Kate Bedingfield, Biden’s deputy campaign manager and communications director, said Friday the broadside “went over like a lead balloon” in the debate hall at Texas Southern University, telling CNN that Castro “hasn’t learned the lesson that attacking Joe Biden in incredibly personal terms is not the way to advance yourself” in public polling.
“I think it has generally been panned as being disrespectful and classless, and so, again, I think that was a mistake on Secretary Castro’s part, to say the least,” she added.
Castro asserted Friday that Biden “couldn’t hear me in the auditorium,” and claimed he would have similarly challenged “any opponent on stage” — not just the septuagenarian former six-term senator.
“We’re up there to debate, so I’m going to continue to point out the differences,” Castro said. “If we’re not there to point out the differences to the American people about our policy — not our personalities, but our policy — then why are we there?”

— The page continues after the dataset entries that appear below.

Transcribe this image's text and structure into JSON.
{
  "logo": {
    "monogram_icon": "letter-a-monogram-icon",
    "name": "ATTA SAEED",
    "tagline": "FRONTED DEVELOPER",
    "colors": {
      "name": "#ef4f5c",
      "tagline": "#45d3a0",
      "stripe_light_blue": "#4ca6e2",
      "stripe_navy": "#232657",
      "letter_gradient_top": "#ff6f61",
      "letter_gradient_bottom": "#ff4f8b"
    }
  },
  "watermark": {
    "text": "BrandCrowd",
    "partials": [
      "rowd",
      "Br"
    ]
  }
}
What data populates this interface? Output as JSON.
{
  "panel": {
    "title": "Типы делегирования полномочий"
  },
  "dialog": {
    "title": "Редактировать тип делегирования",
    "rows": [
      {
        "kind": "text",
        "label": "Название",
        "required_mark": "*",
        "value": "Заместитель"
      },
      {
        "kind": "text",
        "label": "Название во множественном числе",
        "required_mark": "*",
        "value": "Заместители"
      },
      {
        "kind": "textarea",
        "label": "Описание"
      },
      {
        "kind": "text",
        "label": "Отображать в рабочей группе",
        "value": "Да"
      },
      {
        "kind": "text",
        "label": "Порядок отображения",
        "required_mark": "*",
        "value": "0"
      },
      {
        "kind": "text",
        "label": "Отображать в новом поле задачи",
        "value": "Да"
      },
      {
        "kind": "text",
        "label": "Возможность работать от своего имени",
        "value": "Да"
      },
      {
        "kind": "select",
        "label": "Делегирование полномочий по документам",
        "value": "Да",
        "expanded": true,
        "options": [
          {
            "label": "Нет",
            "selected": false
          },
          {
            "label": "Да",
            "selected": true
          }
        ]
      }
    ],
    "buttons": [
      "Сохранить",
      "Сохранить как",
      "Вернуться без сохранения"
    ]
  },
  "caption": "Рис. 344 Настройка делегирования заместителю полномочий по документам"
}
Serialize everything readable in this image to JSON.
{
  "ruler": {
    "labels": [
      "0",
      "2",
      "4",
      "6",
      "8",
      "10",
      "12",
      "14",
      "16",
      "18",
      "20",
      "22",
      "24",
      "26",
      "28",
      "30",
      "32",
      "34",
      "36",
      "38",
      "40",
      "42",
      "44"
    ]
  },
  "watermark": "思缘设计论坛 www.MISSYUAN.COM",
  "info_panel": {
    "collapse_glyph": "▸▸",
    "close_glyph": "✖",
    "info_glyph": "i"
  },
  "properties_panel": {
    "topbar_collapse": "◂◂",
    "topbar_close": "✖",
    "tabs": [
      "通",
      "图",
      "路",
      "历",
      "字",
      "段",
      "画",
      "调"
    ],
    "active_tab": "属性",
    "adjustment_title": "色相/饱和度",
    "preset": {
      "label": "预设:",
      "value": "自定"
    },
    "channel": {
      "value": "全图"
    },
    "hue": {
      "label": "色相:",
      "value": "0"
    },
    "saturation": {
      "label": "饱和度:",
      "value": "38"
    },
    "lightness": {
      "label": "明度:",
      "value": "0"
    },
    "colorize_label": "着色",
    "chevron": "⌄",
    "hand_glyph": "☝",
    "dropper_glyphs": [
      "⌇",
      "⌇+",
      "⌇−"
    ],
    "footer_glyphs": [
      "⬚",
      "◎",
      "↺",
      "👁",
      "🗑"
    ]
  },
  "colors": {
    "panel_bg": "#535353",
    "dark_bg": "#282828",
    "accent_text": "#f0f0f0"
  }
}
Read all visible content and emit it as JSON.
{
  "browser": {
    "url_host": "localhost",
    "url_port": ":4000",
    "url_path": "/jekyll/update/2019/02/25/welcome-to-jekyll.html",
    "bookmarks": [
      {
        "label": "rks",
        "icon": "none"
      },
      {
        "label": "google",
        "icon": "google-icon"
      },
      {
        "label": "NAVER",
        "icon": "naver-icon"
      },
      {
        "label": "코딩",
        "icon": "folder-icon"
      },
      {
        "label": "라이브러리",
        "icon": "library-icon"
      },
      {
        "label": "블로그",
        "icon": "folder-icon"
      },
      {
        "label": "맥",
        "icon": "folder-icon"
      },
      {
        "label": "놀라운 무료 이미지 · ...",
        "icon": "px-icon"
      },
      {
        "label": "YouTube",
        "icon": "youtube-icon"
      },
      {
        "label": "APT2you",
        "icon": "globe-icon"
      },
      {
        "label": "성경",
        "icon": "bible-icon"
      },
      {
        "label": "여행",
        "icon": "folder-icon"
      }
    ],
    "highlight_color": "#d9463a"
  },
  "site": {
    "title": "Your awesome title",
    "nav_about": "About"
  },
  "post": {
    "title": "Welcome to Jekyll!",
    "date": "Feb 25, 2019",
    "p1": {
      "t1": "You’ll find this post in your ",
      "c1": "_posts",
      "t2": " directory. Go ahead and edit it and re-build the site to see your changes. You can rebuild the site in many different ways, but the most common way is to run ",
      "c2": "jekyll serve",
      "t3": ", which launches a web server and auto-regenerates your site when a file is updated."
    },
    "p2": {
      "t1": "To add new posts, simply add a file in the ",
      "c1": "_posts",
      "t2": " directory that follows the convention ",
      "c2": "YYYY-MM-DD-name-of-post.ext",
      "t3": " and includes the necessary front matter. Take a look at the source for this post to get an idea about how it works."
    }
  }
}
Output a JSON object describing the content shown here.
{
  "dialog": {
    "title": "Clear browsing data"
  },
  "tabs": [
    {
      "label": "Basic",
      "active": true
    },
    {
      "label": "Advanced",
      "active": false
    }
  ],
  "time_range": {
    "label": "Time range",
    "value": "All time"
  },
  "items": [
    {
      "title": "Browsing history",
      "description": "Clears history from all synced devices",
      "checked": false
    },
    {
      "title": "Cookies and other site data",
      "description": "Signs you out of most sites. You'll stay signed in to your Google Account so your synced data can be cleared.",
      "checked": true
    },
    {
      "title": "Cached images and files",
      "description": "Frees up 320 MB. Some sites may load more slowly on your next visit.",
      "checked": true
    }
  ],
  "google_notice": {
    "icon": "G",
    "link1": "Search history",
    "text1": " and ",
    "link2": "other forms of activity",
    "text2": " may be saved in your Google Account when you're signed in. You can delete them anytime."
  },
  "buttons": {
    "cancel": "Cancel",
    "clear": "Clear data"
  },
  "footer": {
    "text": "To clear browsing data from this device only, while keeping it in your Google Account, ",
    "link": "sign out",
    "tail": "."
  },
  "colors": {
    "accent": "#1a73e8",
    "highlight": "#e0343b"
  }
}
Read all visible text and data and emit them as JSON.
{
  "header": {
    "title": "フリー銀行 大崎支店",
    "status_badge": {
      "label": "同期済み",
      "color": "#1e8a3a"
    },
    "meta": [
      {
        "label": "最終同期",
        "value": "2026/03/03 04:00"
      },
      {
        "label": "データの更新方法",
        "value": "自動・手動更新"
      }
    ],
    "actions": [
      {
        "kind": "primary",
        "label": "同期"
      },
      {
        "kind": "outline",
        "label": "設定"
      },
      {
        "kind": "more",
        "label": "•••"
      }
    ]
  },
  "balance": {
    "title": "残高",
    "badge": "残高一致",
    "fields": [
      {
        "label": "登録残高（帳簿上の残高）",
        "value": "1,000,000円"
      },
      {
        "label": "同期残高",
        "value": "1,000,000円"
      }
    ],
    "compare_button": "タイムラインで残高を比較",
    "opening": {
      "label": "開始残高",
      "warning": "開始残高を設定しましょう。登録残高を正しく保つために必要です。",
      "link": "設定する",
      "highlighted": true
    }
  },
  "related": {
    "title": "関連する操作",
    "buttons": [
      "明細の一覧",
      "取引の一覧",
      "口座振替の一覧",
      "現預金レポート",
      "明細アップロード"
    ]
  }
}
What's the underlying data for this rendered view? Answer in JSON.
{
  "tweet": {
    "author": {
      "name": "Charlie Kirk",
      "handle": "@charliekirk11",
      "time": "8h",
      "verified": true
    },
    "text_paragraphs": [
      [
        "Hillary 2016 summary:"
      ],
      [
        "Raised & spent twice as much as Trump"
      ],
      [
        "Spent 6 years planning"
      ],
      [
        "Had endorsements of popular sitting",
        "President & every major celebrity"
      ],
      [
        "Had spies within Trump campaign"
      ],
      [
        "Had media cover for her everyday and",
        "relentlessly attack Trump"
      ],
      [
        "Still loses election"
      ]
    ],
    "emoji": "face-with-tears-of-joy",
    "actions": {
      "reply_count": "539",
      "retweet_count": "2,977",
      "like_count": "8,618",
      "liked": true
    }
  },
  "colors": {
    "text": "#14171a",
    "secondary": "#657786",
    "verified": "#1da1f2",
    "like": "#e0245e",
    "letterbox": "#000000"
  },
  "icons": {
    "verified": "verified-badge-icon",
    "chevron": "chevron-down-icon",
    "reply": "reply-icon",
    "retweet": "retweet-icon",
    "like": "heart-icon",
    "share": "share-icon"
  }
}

But Bedingfield argued Castro’s interjections were not meant to elucidate policy distinctions with Biden, and belied a more disparaging message. “I think the implication was very clear, and frankly, it was very disappointing,” she said.
Symone Sanders, a senior adviser to Biden, slammed Castro on Friday for taking “personal and cheap and, frankly, factually incorrect shots” at her boss. She also warned the offensive could backfire, citing California Rep. Eric Swalwell and New York Sen. Kirsten Gillibrand as examples of candidates who targeted Biden on the debate stage before dropping out of the Democratic contest.
“I think if you look at the history of folks deploying these tactics in a debate, it hasn’t bode well,” Sanders told CNN.
Castro later Friday continued to stand by his line of attack, rejecting murmurs that the barb was pre-planned and dinging fact-checkers who called his attack inaccurate.